What is a Low Histamine Diet?
Coming back to the question that I asked myself originally when I heard my friend talk about. What is a Low Histamine Diet?
What is Histamine?
Histamine is a chemical that plays a role in several of our bodily functions, including digestion, the immune, and neurological systems. Our bodies make enough histamine themselves, but it is also present in certain foods. Histamine is produced by our white blood cells when our immune system is defending us against potential allergens. During this defense, our bodies can result in an allergic reaction from certain allergy triggers, such as mold, pollen, and some foods.
What happens if I have too much Histamine in my body?
Some people (about 1% of the world’s population) develop a defense response to histamine-rich foods. Usually, our bodies react with inflammation and swelling of blood vessels, which can lead to:
- Watery eyes
- Runny nose
- Or even headaches and diarrhea

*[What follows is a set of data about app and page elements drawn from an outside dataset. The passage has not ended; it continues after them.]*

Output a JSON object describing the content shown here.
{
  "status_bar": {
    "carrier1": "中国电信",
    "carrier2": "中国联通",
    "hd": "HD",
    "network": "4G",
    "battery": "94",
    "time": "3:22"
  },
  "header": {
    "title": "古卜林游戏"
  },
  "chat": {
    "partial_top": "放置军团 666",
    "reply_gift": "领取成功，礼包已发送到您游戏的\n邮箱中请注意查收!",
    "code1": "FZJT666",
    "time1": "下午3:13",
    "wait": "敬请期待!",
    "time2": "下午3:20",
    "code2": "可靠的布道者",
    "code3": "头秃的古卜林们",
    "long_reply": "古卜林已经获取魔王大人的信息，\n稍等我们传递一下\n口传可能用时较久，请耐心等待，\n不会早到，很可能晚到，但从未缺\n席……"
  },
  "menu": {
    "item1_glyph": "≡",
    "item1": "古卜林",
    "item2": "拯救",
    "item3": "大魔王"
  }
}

There are also certain medical and autoimmune conditions that can increase a lowered tolerance to histamine. These are Crohn’s, gastrointestinal disorders, imbalance of the gut microbiome, extreme stress, or trauma.

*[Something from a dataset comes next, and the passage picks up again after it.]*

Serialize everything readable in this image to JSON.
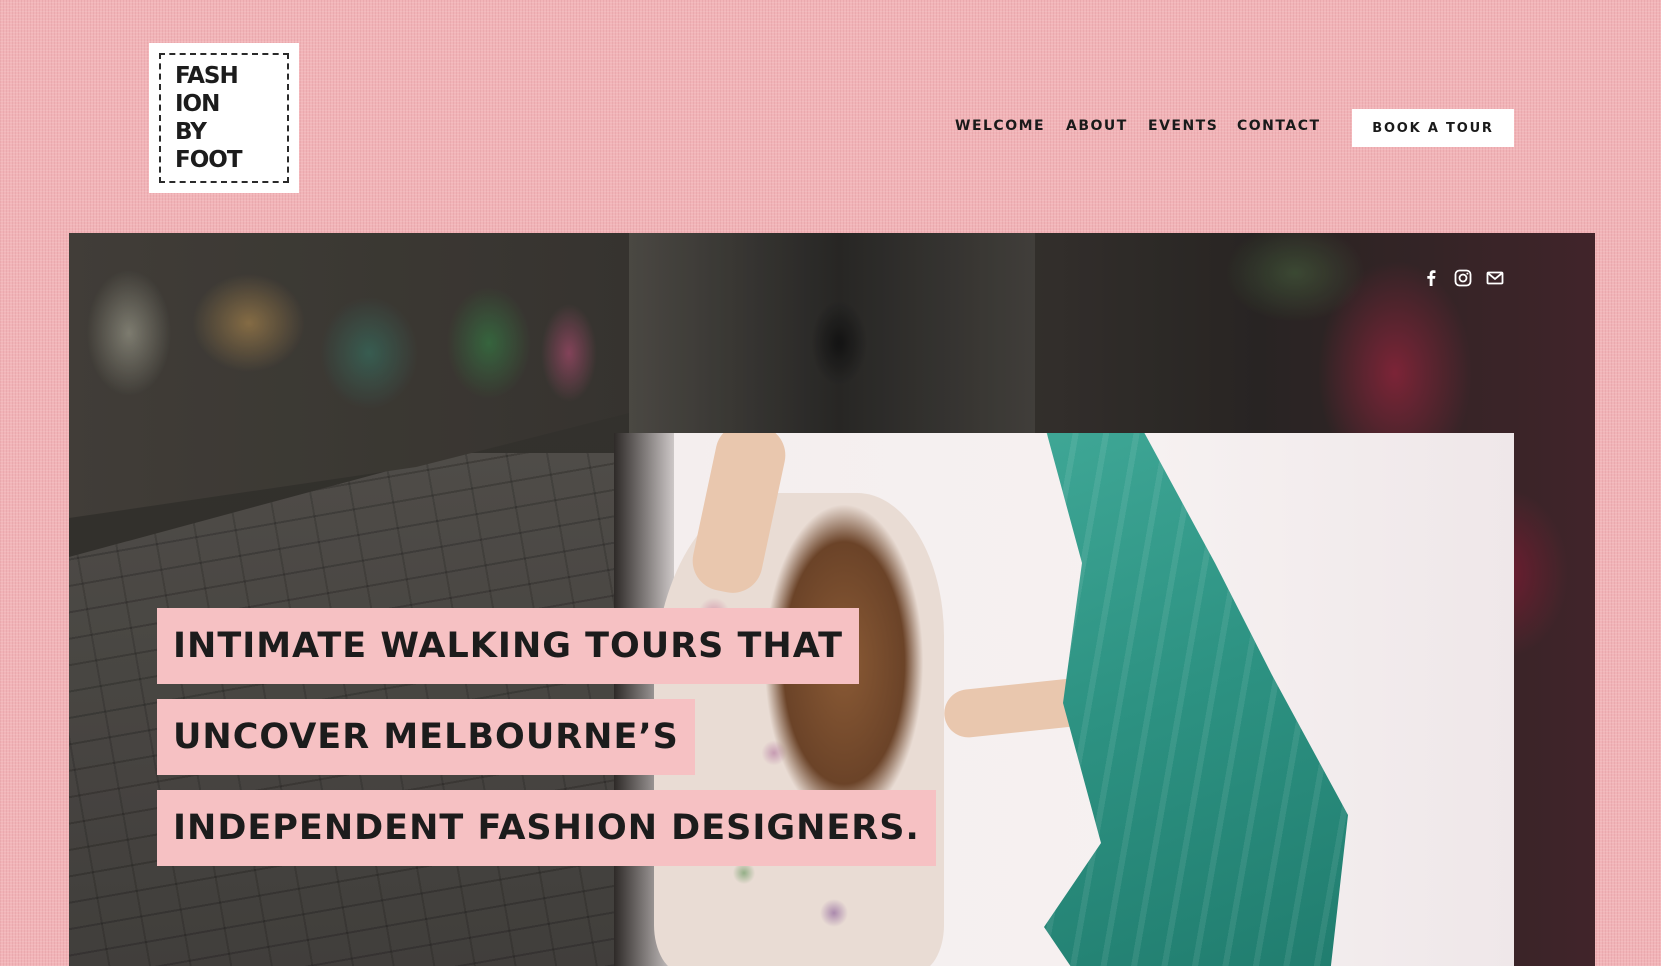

As of today, there are no reliable tests that can prove whether someone should follow a low histamine diet (this is, unfortunately, very much still the case with a lot of dietary challenges people experience). In such cases, physicians usually recommend an elimination diet. With an elimination diet, you take out certain foods for at least four weeks and then slowly add them back in week by week in order to see which one(s) you may have a reaction to.
Foods to avoid on a Low Histamine Diet

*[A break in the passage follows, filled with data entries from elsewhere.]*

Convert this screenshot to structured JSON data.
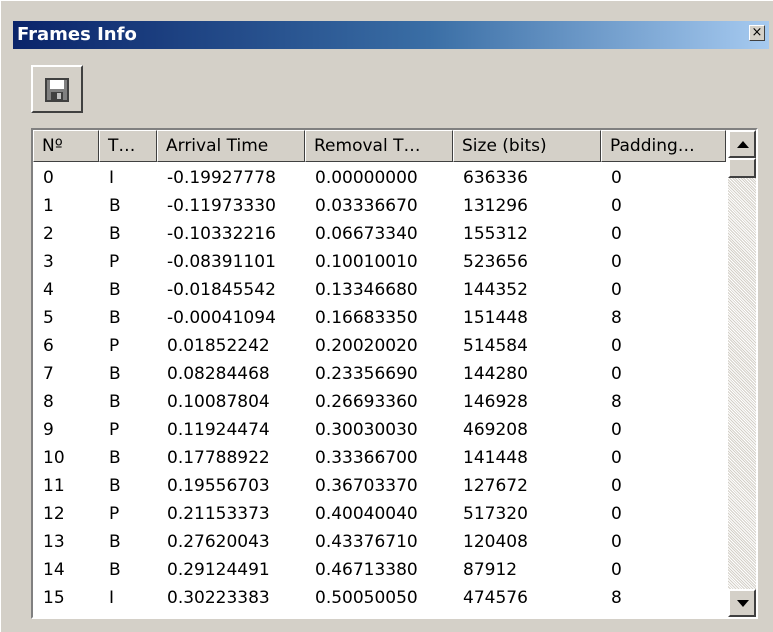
{
  "window": {
    "title": "Frames Info",
    "close_glyph": "×",
    "close_icon": "close-icon"
  },
  "toolbar": {
    "save_icon": "save-disk-icon"
  },
  "table": {
    "columns": [
      "Nº",
      "T…",
      "Arrival Time",
      "Removal T…",
      "Size (bits)",
      "Padding…"
    ],
    "rows": [
      [
        "0",
        "I",
        "-0.19927778",
        "0.00000000",
        "636336",
        "0"
      ],
      [
        "1",
        "B",
        "-0.11973330",
        "0.03336670",
        "131296",
        "0"
      ],
      [
        "2",
        "B",
        "-0.10332216",
        "0.06673340",
        "155312",
        "0"
      ],
      [
        "3",
        "P",
        "-0.08391101",
        "0.10010010",
        "523656",
        "0"
      ],
      [
        "4",
        "B",
        "-0.01845542",
        "0.13346680",
        "144352",
        "0"
      ],
      [
        "5",
        "B",
        "-0.00041094",
        "0.16683350",
        "151448",
        "8"
      ],
      [
        "6",
        "P",
        "0.01852242",
        "0.20020020",
        "514584",
        "0"
      ],
      [
        "7",
        "B",
        "0.08284468",
        "0.23356690",
        "144280",
        "0"
      ],
      [
        "8",
        "B",
        "0.10087804",
        "0.26693360",
        "146928",
        "8"
      ],
      [
        "9",
        "P",
        "0.11924474",
        "0.30030030",
        "469208",
        "0"
      ],
      [
        "10",
        "B",
        "0.17788922",
        "0.33366700",
        "141448",
        "0"
      ],
      [
        "11",
        "B",
        "0.19556703",
        "0.36703370",
        "127672",
        "0"
      ],
      [
        "12",
        "P",
        "0.21153373",
        "0.40040040",
        "517320",
        "0"
      ],
      [
        "13",
        "B",
        "0.27620043",
        "0.43376710",
        "120408",
        "0"
      ],
      [
        "14",
        "B",
        "0.29124491",
        "0.46713380",
        "87912",
        "0"
      ],
      [
        "15",
        "I",
        "0.30223383",
        "0.50050050",
        "474576",
        "8"
      ]
    ]
  },
  "scrollbar": {
    "up_icon": "scroll-up-arrow-icon",
    "down_icon": "scroll-down-arrow-icon"
  },
  "colors": {
    "titlebar_start": "#0a246a",
    "titlebar_end": "#a6caf0",
    "face": "#d4d0c8"
  }
}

Histamine in food is a bit difficult to quantify because it can vary from product to product. For example, with a piece of cheddar, the histamine level depends on how long it has been aged, its storage time, and whether any additives have been added to the product.
In principle though, foods that are fermented tend to have the highest amount of histamine levels, whereas foods that are unprocessed tend to have the lowest. Foods to avoid on a low histamine diet are:
- Fermented cheese products, e.g. cheese, yogurt, sour creme, kefir, and buttermilk
- Sauerkraut, kimchi, and kombucha
- Pickles and pickled vegetables
- Cured meats
- Beer, wine, and sparkling wines
- Fermented grains (e.g. sourdough)
- Fermented soy products, such as miso and tempeh
- Canned fish
- (Apple cider) vinegar
Low histamine levels and a low histamine diet are still relatively new areas of research. Whereas some people may experience relief, there is still a question around cross-contamination, where certain foods, even if they do not contain high levels of histamine, it can release histamine in the body. Scientists have not found out why this may be the case.
Pros and Cons of a Low Histamine Diet
One of the biggest disadvantages of a low histamine diet is that it can feel quite restrictive and may also mean that you are not getting all of the nutrients you necessarily should. Therefore, a low histamine diet should be used more as a diagnostic tool in order to understand which foods trigger you. Please consult your physician and do this protocol under the guidance of your healthcare specialist.
Low Histamine Diet – The Takeaway
There is currently limited research and information on the low histamine diet. However, that does not mean that it may not help and/or be the right approach for you. I was lactose intolerant long before it was something any doctor ever spoke about and consistently misdiagnosed me. If you are going on a low histamine diet, please do so together with your primary healthcare specialist and view it as a short-term protocol, rather than a lifelong dietary change.